Apprentices do not come with pre-conceived notions…

Solving the mortgage talent crisis – are apprenticeships the key?

University degrees have long been considered the go-to approach to securing a job within the financial industry, however apprenticeships also have their place.

Apprenticeships offer the opportunity to learn on the job and prioritise experience, however one must also complete qualifications along the way.

Peter Izard (pictured), head of intermediary business development at Investec, explained that apprenticeships offer a long-term solution, as well as showing a desire to invest in a company’s own people. He outlined that an apprentice does not come with pre-conceived notions of how operations should be complete, and instead allows the company to help develop the individual in a way that best suits that business.

“Apprenticeship schemes offer an alternative to graduates, and I believe it is best to combine the two as it enables the company to receive two different streams of individuals,” Izard said.

Zulfi Islam, apprentice business development manager at Investec, explained that the apprenticeship scheme Investec offers provided him with an opportunity he was not aware existed.

“The apprenticeship scheme was perfect for me and offered an alternative to the university route - the scheme has enabled me to learn on the job and to help provide for myself while also gaining experience,” Islam said.

Izard outlined that companies have been taking on apprentices in non-customer facing roles, such as HR and IT, for years - now he believes apprenticeships in customer facing roles is an important step for the market.

Read more: “We’ve challenged lenders on their perception of what should be done”

What are the advantages?

Looking to the benefits of apprenticeships, Islam pointed toward the freedom the schemes offer, as well as the ability to learn and earn.

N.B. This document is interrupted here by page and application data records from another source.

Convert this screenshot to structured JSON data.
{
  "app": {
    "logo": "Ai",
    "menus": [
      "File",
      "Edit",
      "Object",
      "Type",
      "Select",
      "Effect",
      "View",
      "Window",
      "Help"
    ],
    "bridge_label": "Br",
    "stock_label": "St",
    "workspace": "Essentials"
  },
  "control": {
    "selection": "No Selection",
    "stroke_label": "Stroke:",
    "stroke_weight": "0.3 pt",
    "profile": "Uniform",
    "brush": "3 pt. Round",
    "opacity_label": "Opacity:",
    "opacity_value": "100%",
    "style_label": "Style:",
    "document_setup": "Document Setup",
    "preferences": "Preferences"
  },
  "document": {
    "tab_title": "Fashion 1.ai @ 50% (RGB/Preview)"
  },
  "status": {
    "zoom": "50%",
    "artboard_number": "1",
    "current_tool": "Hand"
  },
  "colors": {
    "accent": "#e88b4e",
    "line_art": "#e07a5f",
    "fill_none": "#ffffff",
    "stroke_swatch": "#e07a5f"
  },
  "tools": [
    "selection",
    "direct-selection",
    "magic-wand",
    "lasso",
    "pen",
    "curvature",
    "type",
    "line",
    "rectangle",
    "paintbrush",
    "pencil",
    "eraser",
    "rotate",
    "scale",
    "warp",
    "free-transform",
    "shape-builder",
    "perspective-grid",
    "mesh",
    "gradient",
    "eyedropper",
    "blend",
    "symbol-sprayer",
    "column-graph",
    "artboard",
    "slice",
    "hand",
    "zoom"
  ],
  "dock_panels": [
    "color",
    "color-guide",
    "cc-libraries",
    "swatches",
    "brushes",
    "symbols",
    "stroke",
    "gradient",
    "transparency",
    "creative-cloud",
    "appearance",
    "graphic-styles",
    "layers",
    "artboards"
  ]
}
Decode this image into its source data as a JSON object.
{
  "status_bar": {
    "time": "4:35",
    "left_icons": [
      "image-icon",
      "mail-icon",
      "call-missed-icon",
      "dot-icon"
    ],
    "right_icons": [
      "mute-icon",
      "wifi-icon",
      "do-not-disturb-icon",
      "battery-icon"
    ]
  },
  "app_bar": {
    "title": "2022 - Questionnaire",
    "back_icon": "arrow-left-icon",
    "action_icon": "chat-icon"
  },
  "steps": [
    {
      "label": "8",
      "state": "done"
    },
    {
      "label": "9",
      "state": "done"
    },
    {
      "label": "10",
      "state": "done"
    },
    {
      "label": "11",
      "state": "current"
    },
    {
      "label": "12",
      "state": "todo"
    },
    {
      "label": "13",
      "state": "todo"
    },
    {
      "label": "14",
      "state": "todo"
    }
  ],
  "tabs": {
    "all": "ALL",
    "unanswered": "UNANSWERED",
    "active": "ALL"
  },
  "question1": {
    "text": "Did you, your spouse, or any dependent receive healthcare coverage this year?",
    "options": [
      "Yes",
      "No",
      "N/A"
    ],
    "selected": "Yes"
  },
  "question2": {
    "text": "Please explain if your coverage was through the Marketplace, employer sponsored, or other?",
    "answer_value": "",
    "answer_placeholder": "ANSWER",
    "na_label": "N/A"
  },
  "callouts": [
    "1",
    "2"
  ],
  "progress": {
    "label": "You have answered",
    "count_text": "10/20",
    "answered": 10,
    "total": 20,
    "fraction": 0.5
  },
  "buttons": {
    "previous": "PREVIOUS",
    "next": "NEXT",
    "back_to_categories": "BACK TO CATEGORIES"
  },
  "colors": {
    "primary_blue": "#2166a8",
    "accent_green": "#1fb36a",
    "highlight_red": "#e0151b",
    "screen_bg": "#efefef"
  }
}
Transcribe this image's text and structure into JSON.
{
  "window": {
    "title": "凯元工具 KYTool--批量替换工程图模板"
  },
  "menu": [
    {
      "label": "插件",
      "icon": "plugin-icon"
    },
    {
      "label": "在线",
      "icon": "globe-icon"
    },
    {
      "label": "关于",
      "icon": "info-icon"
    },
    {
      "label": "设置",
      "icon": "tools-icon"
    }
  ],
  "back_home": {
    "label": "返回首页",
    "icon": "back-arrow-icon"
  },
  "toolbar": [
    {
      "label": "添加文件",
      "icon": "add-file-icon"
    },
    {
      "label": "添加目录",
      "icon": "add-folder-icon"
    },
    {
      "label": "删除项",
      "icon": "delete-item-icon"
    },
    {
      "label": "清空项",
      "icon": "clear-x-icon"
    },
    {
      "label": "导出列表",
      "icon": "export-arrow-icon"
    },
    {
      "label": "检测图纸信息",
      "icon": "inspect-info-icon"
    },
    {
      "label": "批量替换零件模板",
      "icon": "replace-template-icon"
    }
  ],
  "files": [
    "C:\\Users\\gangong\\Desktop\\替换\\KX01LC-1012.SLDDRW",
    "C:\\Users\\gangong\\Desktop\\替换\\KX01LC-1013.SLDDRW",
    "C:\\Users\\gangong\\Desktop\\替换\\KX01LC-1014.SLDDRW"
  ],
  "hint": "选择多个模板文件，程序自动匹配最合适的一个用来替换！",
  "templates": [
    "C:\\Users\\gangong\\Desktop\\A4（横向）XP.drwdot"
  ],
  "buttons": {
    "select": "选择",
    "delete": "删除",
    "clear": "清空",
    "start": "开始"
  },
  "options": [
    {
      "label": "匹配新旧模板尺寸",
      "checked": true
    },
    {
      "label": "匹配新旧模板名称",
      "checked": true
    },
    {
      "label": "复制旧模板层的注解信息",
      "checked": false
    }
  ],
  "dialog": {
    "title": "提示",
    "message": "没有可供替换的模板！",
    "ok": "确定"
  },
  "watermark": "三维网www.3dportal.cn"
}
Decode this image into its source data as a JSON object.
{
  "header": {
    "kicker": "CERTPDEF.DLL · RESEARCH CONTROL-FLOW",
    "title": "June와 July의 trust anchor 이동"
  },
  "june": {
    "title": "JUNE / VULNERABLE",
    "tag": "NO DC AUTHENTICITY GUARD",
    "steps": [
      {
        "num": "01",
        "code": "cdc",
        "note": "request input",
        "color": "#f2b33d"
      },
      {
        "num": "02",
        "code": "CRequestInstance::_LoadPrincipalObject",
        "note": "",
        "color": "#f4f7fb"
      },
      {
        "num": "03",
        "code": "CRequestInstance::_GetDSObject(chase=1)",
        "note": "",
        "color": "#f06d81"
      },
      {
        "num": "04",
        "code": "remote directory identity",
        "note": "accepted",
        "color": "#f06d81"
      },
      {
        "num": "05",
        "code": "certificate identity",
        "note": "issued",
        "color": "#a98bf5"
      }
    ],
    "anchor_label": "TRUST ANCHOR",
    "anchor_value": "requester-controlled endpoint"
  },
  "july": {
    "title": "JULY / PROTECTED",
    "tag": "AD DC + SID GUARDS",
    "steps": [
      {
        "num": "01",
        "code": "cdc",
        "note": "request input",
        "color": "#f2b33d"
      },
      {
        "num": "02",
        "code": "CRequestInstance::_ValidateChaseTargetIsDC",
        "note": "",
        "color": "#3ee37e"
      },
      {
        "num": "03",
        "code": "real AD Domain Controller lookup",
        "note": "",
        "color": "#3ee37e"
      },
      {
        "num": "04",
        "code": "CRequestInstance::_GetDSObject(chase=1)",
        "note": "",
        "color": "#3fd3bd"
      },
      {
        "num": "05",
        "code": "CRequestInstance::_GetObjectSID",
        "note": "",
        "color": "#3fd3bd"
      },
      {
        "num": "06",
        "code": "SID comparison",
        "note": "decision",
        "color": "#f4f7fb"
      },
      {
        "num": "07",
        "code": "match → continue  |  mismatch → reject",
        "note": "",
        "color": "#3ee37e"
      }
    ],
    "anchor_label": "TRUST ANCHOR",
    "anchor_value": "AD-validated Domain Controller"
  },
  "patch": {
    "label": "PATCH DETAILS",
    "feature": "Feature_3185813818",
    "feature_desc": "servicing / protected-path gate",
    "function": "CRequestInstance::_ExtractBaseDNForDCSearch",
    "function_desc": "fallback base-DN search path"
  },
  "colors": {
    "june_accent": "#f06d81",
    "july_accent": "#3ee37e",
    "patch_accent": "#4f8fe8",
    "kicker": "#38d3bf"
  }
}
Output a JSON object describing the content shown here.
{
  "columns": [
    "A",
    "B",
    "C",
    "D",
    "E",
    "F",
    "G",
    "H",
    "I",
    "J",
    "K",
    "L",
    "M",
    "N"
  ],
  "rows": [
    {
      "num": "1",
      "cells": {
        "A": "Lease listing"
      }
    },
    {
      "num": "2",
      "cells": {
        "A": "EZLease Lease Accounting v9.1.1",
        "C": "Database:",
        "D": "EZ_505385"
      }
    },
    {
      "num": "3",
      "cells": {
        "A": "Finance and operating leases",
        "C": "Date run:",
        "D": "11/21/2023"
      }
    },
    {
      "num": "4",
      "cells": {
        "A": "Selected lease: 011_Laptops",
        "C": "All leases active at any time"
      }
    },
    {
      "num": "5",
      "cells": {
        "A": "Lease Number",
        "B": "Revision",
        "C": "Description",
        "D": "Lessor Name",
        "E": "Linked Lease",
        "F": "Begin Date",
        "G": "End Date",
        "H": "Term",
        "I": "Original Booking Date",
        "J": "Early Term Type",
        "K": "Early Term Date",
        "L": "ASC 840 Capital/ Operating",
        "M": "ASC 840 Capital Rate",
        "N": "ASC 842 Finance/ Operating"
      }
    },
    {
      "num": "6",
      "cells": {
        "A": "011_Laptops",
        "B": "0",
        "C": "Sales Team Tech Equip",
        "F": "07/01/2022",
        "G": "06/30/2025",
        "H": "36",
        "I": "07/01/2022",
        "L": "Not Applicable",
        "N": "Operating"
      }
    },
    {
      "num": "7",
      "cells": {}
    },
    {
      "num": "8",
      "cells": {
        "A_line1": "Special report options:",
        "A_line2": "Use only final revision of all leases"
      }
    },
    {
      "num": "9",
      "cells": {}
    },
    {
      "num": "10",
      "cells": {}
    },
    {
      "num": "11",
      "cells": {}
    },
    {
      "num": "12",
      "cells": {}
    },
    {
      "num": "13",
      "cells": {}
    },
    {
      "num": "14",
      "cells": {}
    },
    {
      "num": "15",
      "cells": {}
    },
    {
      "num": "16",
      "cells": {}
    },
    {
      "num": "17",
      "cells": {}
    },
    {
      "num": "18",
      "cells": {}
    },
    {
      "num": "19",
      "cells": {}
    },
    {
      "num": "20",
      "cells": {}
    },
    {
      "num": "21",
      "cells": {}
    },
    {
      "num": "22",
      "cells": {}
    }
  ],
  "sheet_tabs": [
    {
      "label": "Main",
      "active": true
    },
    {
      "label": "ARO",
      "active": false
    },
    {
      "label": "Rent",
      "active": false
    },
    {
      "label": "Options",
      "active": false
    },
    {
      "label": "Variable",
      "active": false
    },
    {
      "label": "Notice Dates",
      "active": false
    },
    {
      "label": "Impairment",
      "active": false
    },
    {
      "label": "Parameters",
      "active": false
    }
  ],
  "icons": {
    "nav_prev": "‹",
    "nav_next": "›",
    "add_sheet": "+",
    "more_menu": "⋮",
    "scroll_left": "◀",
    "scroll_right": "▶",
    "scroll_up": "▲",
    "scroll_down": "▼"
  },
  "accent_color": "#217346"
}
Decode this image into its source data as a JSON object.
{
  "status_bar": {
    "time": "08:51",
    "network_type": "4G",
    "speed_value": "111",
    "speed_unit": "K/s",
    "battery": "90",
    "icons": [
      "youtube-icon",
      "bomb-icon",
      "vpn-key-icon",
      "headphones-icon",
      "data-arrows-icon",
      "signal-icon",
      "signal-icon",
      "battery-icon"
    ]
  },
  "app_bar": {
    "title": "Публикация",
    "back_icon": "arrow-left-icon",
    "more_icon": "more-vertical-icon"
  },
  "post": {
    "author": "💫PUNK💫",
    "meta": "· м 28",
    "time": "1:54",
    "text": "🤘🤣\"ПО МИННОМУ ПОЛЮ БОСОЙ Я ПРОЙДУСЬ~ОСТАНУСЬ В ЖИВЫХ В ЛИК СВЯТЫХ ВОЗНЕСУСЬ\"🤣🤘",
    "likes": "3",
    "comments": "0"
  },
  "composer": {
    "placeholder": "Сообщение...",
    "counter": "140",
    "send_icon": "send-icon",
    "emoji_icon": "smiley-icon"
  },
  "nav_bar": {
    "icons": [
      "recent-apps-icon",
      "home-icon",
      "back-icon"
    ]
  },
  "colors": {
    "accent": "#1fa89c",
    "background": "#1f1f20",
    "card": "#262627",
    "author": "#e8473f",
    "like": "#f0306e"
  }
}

He also noted that apprenticeships provide an alternative opportunity for individuals that offer different skills to that of standard graduates, such as being geared toward hands-on learning rather than purely academic.

While he did acknowledge that within the apprenticeship scheme there are qualifications that must be completed, Islam said that the revision for the exams is done through gaining experience of the industry, which he outlined worked better for him.

Izard explained that employment is changing and people are moving away from the ‘snob’ factor of purely looking to graduates.

Read more: Investec strengthens London-based mortgage intermediary line-up

“An increasingly popular option for the younger generation are sandwich university courses, as these offer the qualification of a degree, alongside gaining experience within their chosen industry,” Izard said.

He noted that this provides the best of both worlds, and said that often companies contact these individuals after the completion of their degrees to offer jobs, which means they can go straight into employment following the completion of their university courses. During a cost-of-living crisis, Izard explained that this is the perfect scenario for a graduate, as they will be able to quickly start providing for themselves straight out of university.

Looking ahead, Izard said that he would like to see more lenders taking on apprentices, and said that they will undoubtably see the benefits straight away. 

“It is good for companies to accept multiple options, and the benefits of both are there for all to see – however, of course, some companies will still demand degrees from red brick universities,” Izard said.